Every line in the entries where "placeholder" is found should be copied.

══════════════════════════════

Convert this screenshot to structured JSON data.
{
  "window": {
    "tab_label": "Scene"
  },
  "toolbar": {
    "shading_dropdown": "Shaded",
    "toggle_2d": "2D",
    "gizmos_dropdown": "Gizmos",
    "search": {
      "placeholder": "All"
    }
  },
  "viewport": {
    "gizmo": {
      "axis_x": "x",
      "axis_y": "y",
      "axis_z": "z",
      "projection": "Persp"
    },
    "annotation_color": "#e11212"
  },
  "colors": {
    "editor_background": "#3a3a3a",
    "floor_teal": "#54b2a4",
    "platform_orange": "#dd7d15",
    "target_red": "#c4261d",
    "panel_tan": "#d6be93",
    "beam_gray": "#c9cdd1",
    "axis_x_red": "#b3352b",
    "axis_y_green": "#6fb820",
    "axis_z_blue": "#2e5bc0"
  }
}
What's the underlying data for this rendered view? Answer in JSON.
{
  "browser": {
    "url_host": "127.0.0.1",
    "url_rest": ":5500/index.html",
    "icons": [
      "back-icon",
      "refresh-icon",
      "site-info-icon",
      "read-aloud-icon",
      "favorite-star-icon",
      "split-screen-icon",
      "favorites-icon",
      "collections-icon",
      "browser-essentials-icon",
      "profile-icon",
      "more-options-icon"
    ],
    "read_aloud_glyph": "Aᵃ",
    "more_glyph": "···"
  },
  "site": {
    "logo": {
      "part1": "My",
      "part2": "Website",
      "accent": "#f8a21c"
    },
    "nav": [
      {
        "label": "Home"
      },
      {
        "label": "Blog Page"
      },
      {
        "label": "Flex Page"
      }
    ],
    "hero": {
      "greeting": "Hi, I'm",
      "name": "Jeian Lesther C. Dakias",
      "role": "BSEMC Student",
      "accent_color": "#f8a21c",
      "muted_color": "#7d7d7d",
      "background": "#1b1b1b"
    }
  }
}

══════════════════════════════

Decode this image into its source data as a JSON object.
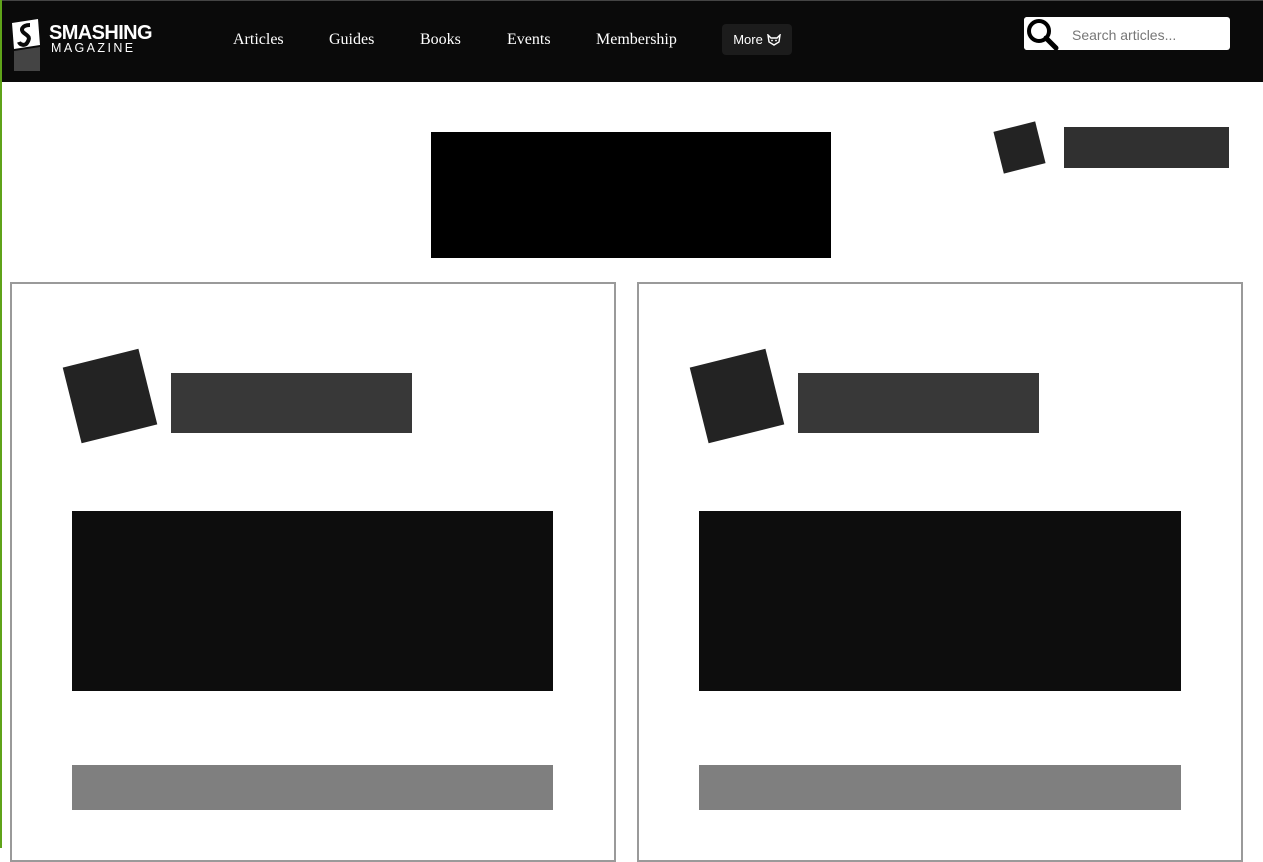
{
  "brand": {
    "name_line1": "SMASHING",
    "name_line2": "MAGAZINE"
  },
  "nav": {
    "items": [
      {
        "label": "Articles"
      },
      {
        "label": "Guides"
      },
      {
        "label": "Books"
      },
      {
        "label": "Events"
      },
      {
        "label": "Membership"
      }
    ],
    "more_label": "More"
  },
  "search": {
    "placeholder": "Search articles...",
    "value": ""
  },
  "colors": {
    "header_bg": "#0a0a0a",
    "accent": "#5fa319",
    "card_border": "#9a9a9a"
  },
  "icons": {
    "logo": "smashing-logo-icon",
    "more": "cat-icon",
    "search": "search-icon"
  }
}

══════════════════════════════

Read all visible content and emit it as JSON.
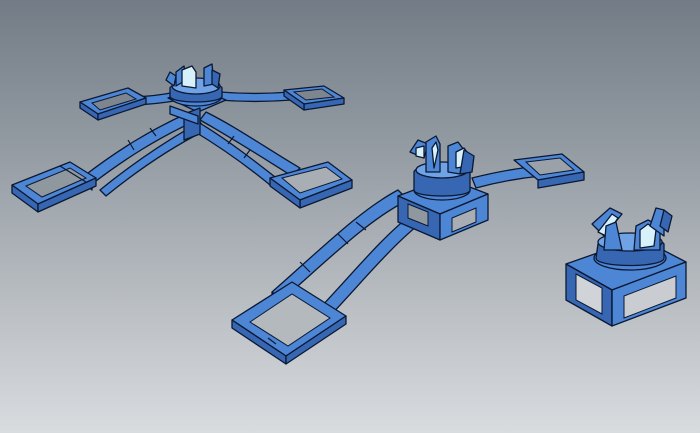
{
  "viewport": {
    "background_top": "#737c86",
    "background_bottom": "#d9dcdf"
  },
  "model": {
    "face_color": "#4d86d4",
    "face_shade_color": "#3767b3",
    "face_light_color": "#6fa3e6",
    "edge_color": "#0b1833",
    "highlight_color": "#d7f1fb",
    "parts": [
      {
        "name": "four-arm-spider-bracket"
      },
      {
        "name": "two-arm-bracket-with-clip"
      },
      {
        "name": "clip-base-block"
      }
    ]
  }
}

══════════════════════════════

* Output:
      "placeholder": "All"
    "placeholder": "Search articles...",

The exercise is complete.